For Melenchon, the word “islamophobia” is difficult to define in France’s political dialogue. “In this country, there is hatred of Muslims disguised as secularism and I am opposed to this hatred,” he told French television channel BFMTV.
Melenchon faced controversy in 2018 after gossip press articles alleged he had an affair with his Algerian-French communications advisor Sophia Chikirou. He declared the US to be a “warmonger” after the assassination of Iranian general Qasem Soleimani in 2019. He is skeptical of German ambitions within the EU and considers France’s nuclear arsenal “outdated” but necessary. He opposes messaging from government officials that target Islam in particular. The state is secular, not Atheist, Melechon stated. “The Republic does not recognize any religion but protects the freedom of conscience and worship.” For him, pointing the finger at any particular religion violates principles of freedom of religion on which the republic is founded.

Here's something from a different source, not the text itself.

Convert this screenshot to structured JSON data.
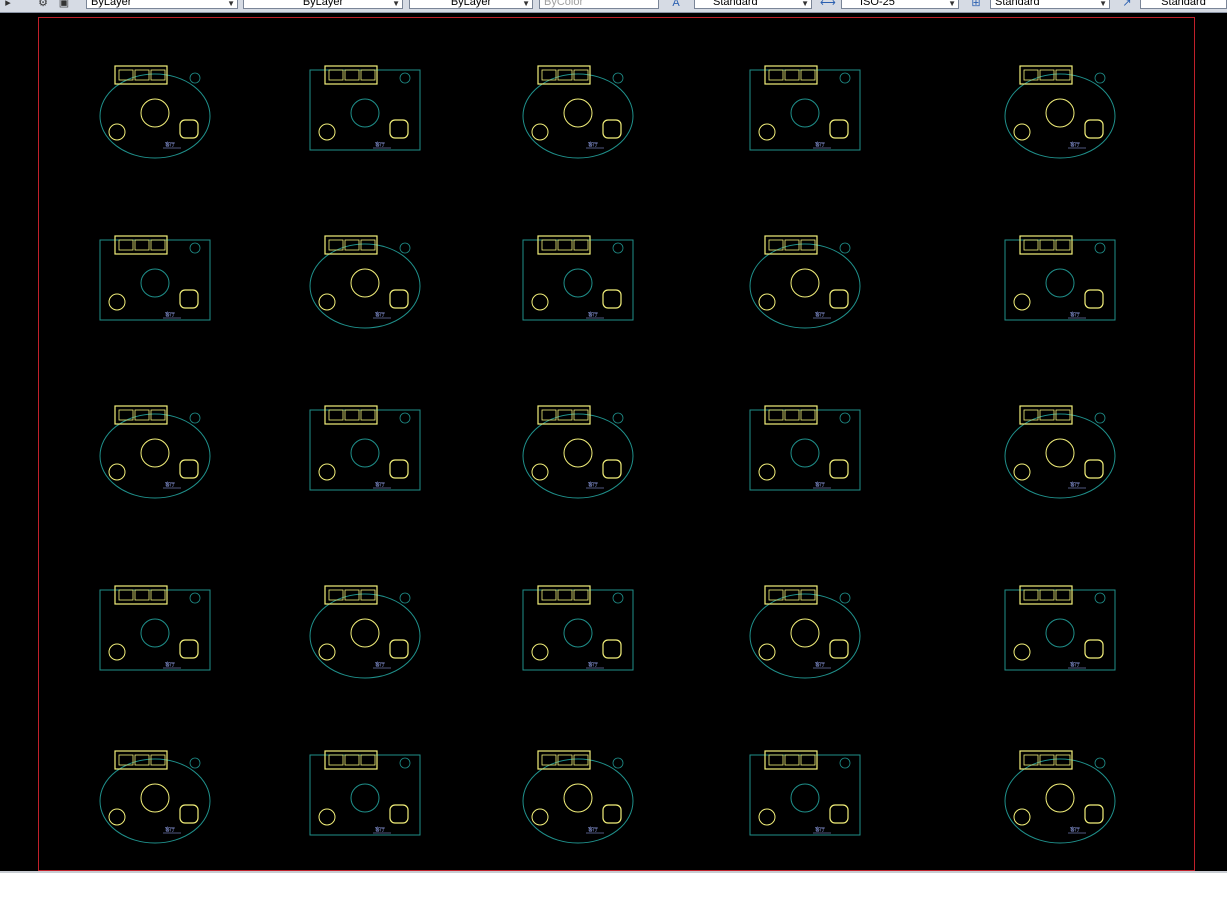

Melenchon’s statements will provide a refreshing alternative to mainstream French politics. Islamophobia has become a common feature in France’s political scene, from the socialist party to the far-right National Rally party. After gruesome violence in Paris and Nice in recent weeks, politicians have done little to divert fear and anger away from the millions of innocent French Muslims. The use of Islamophobia to garner votes has increased in France since the rise of Marine Le Pen’s openly anti-Islam party. Her party is competing with French President Emmanuel Macron’s center-right party for the top spot in national polls.
Morocco World News recently revealed the far-reaching use of Islamophobic language in French politics, as well as the threat it poses to Western democracy. This development has led many centrist politicians in France to make statements rife with Islamophobia in order to draw xenophobic voters to their platform.